- Created by: Zoe Alford
- Created on: 18-06-11 16:06
Survival and responses in plants
Plants need to respond to stimuli too. Flowering plants, like animals, increase their chances of survival by responding to changes in their environment.
E.g. they can sense gravity, so their roots and shoots grow in the right direction.
They can sense the direction of light and grow towards it to maximise light absorption for photosynthesis. Climbing plants have a sense of touch, so they can find things to climb and reach the sunlight.
A tropism is a plant’s growth response to an external stimulus. A tropism is the response of a plant to a directional stimulus (a stimulus coming from a particular direction). Plants respond to stimuli by regulating their growth. A positive tropism is a growth towards the stimulus. A negative tropism is growth away from the stimulus.

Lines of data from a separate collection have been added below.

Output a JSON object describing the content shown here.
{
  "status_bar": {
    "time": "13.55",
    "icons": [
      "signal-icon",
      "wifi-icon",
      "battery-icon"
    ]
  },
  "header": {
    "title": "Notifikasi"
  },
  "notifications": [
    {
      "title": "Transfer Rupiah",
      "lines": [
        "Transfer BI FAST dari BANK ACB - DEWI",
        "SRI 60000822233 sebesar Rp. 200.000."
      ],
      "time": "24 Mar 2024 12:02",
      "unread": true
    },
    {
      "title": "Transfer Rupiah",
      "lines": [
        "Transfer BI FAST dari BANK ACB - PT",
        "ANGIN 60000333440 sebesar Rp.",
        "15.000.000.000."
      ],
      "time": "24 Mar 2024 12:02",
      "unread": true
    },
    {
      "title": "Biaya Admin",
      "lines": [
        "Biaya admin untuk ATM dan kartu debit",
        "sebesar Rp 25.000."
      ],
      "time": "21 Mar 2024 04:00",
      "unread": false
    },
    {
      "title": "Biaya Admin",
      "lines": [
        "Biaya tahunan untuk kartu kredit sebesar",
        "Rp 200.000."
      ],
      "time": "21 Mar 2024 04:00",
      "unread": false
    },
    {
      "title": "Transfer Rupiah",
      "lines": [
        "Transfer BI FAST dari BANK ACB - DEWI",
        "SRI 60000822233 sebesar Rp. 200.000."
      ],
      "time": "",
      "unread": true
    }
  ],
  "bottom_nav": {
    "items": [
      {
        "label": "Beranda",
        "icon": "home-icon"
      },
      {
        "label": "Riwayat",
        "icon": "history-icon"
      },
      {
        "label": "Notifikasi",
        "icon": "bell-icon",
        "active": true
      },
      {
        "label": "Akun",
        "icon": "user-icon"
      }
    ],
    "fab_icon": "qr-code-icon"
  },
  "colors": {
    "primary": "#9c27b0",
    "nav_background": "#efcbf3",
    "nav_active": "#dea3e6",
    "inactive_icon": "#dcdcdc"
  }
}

Phototropism is the growth of a plant in response to light. Shoots are positively phototropic and grow towards light. Roots are negatively phototropic and grow away from light.
Geotropism is the growth of a plant in response to gravity. Shoots are negatively geotropic and grow upwards. Roots are positively geotropic and grow downwards.
Responses are brought about…